Hacking IKEA’s FÖRHÖJA Kitchen Cart

The Idea

Nadeem Khan
Dec 23, 2014 · 5 min read

I was re-arranging the furniture in my apartment and realized I could use a nice kitchen island to add for the extra counter space in the kitchen. I spent some time looking up temporary kitchen islands at online furniture stores but most of them seemed to be priced way more than I was willing to spend or were too big/wide for my needs.

So I went the DIY way and decided to repurpose one of my existing pieces of kitchen furniture, IKEA’s FÖRHÖJA Kitchen cart I was using for my microwave, coffee-maker.

The original cart, out on my deck, awaiting a new look.

The Inspiration

Shopping for Parts

For the new look, I needed to repaint the cart and re-stain the top, I needed:

  1. Paint color — Behr’s Sweet Rhapsody (nice turquoise blue)
  2. Dark Walnut Stain (get the smallest can available).
  3. Paint Brushes
  4. Sand Paper (220 Grit)

For setting up the drop leaf.

  1. IKEA’s EKBY TRYGGVE shelf (I had it sawed down to match the length of the table top)
  2. Three 1/12" hinges.
  3. Two drop-leaf hinge supports (one left and one right)
  4. Scrap wood to compensate for the difference between the table-top and the shelf (when attaching the hinges.)
Most of the tools, materials needed.

Getting down to work

The cart (minus the top with primer on it)

While the primer dried, I took the table top and added the first coat of dark walnut stain on it. Now, this is the tricky part (if you haven’t stained before) after you stain your piece of wood, you need to wait for a few minutes (5–8 minutes) to let the wood absorb the stain and then wipe off all excess stain with a dry rag.

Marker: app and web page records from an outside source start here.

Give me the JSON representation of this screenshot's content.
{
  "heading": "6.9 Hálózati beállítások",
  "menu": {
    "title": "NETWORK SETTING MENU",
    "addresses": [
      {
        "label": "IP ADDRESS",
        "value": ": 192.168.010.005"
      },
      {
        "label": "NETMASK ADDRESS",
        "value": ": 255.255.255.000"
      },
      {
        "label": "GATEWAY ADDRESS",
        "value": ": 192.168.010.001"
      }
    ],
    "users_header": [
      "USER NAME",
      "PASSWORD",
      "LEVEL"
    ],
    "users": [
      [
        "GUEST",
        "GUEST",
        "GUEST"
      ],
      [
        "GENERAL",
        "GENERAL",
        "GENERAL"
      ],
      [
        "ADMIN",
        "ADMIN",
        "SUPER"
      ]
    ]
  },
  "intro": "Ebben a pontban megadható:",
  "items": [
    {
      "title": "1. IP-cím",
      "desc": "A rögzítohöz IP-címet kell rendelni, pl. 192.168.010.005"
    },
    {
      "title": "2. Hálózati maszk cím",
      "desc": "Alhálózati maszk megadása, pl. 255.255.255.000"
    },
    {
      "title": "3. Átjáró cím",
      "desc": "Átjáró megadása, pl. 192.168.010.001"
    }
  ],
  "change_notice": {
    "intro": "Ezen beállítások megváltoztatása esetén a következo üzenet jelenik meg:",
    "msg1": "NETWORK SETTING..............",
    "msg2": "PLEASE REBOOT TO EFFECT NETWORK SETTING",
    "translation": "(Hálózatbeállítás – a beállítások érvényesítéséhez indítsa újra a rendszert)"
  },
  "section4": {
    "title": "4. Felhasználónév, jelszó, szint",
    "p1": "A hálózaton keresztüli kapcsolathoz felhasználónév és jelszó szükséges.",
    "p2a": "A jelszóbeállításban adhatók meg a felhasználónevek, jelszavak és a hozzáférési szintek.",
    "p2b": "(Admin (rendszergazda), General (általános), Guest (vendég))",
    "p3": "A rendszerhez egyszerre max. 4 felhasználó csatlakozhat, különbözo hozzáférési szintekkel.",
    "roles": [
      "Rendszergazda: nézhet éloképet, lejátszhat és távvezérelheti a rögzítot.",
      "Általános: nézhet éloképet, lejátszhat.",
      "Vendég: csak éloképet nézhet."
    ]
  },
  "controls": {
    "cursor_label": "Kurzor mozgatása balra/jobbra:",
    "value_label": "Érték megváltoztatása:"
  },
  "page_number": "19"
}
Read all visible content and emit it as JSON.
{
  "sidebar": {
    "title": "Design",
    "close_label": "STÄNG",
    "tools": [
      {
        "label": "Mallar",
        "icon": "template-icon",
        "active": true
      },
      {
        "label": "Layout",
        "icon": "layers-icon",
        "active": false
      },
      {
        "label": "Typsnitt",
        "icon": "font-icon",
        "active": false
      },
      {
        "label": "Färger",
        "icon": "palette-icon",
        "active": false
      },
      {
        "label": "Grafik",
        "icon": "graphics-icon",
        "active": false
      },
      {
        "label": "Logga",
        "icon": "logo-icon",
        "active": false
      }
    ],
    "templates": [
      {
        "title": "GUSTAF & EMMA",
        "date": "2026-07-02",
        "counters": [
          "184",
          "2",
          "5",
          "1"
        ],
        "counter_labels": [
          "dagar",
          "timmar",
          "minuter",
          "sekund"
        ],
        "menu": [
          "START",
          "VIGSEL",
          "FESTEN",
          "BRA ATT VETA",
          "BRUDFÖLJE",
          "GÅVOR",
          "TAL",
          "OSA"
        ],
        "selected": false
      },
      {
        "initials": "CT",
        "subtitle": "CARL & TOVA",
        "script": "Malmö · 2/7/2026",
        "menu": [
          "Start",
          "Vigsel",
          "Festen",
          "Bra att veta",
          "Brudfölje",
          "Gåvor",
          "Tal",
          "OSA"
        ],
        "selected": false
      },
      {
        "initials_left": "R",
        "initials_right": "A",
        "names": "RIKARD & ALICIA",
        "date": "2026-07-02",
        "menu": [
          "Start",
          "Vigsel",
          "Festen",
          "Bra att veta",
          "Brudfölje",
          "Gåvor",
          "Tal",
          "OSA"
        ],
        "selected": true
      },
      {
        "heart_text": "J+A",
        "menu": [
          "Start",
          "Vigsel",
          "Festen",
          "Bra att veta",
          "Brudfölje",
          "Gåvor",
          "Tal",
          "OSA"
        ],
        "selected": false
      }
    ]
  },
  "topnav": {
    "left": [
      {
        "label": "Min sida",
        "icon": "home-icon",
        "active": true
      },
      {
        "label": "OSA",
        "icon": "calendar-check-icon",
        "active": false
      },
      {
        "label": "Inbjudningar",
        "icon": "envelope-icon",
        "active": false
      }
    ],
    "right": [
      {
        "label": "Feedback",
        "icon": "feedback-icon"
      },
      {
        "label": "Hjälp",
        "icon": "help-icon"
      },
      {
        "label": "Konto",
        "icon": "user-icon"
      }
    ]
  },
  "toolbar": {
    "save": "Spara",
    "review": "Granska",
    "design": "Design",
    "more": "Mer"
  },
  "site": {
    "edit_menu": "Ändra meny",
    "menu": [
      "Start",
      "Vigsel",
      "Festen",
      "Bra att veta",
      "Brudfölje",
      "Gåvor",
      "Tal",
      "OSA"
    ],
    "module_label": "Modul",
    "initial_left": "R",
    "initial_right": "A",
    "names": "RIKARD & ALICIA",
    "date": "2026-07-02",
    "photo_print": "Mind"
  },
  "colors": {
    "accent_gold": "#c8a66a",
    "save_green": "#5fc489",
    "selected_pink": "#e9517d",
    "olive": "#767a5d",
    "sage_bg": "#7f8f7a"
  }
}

I cannot emphasize how important this is, as I failed to do this properly the first time and after almost a day of drying, my table top surface was still sticky with the stain residue on top of it. I had to re-stain it to get it right — once done, it looked pretty nice.

After applying the first coat of stain.
Wiping off all the excess stain with a dry rag.

I stained both the drawers and the drop-leaf shelf well similarly.

Now with the primer dried, it was time to paint the cart baby blue. This is how it looked like after the first coat (the color actually deepened after drying up for a while).

The left the table top and the cart to dry overnight.


After everything was all dried up, now came the interesting part of attaching the shelf I got from Ikea as a drop-leaf extension. First, I nailed the scrap wood onto the shelf to bring it to the same thickness as the table-top

Scrap wood nailed on the top side of the shelf.

Then I used an electric drill to drill 5/64" holes to attach the shelf to the table top with three hinges.

Hinges attached.

Finally, I had to measure and attach the drop-leaf hinge supports. I had to first attach the table top back on the cart before I did this since on side of the support hinge needed to be attached the table leg. Also, this was best done with table flipped upside down.

Attaching the support hinges.

That’s it! Now the table was up and ready for use. Here are is how it looked extended.

The drop leaf extension extended and collapsed.

That’s it! It was all done and ready for use. The extension and the table top did take a different color when stained probably because of the type of wood used in both cases was a little different, but I wasn’t going to fuss too much about it. It looks pretty nice and functional as-is. All I need is a couple of cheap bar stools off CL and we have a breakast bar / kitchen island hacked out of a $40 kitchen cart!

The kitchen island/ break fast bar is ready to use!

    Nadeem Khan

    Written by

    San Francisco based Software Engineer. Lover of food, culture, empathy and manipulating machines. Find me on LinkedIn: www.linkedin.com/in/nadeemlinkedin